Things don’t go well at all, for once they’ve arrived at their destination, the soldiers and what they call their Package are attacked by a creature that looks like a cross between Giger’s xenomorph and a spider. The creature drives the soldiers into a system of underground tunnels, crawlspaces, and holes. The thing seems practically indestructible, so the group is quickly whittled down until there are only the Package and the frighteningly determined Tank (Nicole Alonso) still left standing.
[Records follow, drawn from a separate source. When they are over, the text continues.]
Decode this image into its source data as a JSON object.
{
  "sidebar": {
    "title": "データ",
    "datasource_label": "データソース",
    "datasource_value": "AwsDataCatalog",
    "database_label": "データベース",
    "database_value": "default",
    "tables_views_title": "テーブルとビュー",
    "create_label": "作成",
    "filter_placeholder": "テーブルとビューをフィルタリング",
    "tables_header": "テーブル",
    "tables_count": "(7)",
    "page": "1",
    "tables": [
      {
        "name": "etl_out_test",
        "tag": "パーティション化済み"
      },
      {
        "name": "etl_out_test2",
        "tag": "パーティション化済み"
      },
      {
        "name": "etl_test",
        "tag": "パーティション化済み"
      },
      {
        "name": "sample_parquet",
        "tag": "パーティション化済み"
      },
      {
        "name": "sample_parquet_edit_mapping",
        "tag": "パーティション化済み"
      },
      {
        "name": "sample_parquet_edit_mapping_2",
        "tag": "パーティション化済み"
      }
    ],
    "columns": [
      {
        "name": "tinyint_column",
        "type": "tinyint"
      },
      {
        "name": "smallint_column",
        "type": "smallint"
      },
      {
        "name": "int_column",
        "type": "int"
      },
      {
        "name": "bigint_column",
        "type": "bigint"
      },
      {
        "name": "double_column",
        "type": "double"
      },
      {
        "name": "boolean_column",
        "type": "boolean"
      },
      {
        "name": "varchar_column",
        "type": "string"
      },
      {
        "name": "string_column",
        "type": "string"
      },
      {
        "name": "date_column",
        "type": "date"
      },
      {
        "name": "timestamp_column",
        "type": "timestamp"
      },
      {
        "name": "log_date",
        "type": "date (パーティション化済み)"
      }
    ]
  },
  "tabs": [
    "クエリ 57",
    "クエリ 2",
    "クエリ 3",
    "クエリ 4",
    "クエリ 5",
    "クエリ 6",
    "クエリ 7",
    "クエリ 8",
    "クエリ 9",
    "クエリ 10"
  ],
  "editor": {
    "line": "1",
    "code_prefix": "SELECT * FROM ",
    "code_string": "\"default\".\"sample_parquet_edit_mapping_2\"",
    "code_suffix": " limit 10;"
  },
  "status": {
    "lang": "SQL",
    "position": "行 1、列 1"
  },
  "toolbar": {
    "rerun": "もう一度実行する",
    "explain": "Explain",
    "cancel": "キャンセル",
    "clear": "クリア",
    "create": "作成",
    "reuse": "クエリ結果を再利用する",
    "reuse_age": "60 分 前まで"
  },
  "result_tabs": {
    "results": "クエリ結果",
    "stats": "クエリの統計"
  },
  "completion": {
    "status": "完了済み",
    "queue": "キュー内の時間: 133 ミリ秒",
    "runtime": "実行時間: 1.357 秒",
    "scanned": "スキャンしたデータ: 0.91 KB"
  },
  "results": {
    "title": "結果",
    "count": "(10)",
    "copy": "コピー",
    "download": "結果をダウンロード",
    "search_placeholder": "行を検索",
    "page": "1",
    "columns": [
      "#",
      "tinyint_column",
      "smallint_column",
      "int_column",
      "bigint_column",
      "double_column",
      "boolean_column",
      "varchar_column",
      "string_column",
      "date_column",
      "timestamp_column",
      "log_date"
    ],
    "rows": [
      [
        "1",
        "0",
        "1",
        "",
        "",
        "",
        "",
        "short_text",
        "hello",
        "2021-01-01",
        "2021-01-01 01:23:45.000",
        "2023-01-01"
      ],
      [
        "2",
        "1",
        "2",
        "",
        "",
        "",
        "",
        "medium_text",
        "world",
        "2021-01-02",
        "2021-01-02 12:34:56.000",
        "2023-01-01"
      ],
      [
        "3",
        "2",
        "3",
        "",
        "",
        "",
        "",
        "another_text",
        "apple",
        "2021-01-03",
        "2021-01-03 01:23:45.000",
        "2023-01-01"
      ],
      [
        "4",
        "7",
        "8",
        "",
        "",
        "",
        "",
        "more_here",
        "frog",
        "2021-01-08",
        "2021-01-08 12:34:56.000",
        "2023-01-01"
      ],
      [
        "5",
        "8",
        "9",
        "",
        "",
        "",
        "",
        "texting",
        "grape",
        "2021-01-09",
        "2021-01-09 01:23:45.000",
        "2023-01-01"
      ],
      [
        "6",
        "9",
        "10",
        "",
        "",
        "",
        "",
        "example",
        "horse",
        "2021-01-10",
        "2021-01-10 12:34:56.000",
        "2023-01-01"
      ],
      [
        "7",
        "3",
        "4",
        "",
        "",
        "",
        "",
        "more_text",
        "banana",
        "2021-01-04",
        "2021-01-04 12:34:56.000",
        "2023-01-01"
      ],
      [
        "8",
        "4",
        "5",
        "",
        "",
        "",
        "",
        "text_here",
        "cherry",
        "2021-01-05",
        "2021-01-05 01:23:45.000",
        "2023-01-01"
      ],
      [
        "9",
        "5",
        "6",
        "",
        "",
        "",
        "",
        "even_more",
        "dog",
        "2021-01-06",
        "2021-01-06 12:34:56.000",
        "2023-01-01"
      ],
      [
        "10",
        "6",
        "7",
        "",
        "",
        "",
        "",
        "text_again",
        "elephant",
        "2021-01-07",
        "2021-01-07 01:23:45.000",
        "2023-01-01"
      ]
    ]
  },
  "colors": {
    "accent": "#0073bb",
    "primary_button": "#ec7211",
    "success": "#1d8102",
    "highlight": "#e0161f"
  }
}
Or rather left crawling through ever tighter spaces, all the while followed by a horrible thing that just won’t die and seems to be as determined to kill and eat Tank and the Package as Tank is to not let herself get eaten.

If you’re interested in film as a physical experience, or as a way to evoke very specific bodily feelings in an audience without them having to actually live through them, Oklahoma Ward’s Crawl or Die just might make you as happy as it made me. Well, “happy” might not be the most appropriate expression here, for the feelings Ward’s film evokes so well are claustrophobia, physical and mental exhaustion, desperation, and insane determination, all generally not parts of happiness. Consequently, I should probably say the film might just make you feel pretty horrible in all the right ways, particularly if you’re even the least bit claustrophobic. As someone with a propensity for it, Crawl or Die hit me pretty hard, particularly because Ward is so very good at making the enclosed spaces the film takes place in palpable as physical spaces (or lacks of physical space?), still escalating the enclosure of his characters even at a point when that seems hardly possible anymore.

What I find particularly admirable here is Crawl or Die’s absolute focus on what it’s trying to – and managing to - achieve, with everything else – plot, characterization, etc – pared down to achieve the physical effect and an exhausting forward momentum. What there is of characterization the actors provide through looks and body language, with Alonso focus and high point of the film through a performance that sells the film’s physicality even further, adding a battered humanity to the film I even found unexpectedly touching.


Nicole Alonso said...

Thank you so much for your review of CRAWL OR DIE! You really "got" the film and what we were trying to accomplish - can't thank you enough for helping to spread the word about us. :)

Nicole Alonso

houseinrlyeh aka Denis said...

Thank you for the kind words! I'm always glad to write about films that accomplish what they set out to do so well.

So, thanks for being involved in it!